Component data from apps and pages

+++

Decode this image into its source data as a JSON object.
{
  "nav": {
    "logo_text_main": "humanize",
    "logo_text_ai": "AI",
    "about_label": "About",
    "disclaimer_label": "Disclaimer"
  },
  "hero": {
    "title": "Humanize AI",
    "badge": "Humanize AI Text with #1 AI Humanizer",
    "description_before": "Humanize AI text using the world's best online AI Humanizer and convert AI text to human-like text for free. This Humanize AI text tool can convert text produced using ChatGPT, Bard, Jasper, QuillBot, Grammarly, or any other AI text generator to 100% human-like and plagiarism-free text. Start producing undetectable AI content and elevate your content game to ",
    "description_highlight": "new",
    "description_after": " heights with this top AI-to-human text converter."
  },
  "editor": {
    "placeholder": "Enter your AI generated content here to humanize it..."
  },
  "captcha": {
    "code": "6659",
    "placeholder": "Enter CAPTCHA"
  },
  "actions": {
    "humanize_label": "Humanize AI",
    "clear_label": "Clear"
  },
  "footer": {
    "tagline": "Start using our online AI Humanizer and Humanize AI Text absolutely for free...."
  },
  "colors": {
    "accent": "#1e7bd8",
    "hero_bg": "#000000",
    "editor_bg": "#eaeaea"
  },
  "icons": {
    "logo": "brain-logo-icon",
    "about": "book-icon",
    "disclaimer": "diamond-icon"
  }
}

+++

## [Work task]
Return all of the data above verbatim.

## [Worked solution]
Decode this image into its source data as a JSON object.
{
  "nav": {
    "logo_text_main": "humanize",
    "logo_text_ai": "AI",
    "about_label": "About",
    "disclaimer_label": "Disclaimer"
  },
  "hero": {
    "title": "Humanize AI",
    "badge": "Humanize AI Text with #1 AI Humanizer",
    "description_before": "Humanize AI text using the world's best online AI Humanizer and convert AI text to human-like text for free. This Humanize AI text tool can convert text produced using ChatGPT, Bard, Jasper, QuillBot, Grammarly, or any other AI text generator to 100% human-like and plagiarism-free text. Start producing undetectable AI content and elevate your content game to ",
    "description_highlight": "new",
    "description_after": " heights with this top AI-to-human text converter."
  },
  "editor": {
    "placeholder": "Enter your AI generated content here to humanize it..."
  },
  "captcha": {
    "code": "6659",
    "placeholder": "Enter CAPTCHA"
  },
  "actions": {
    "humanize_label": "Humanize AI",
    "clear_label": "Clear"
  },
  "footer": {
    "tagline": "Start using our online AI Humanizer and Humanize AI Text absolutely for free...."
  },
  "colors": {
    "accent": "#1e7bd8",
    "hero_bg": "#000000",
    "editor_bg": "#eaeaea"
  },
  "icons": {
    "logo": "brain-logo-icon",
    "about": "book-icon",
    "disclaimer": "diamond-icon"
  }
}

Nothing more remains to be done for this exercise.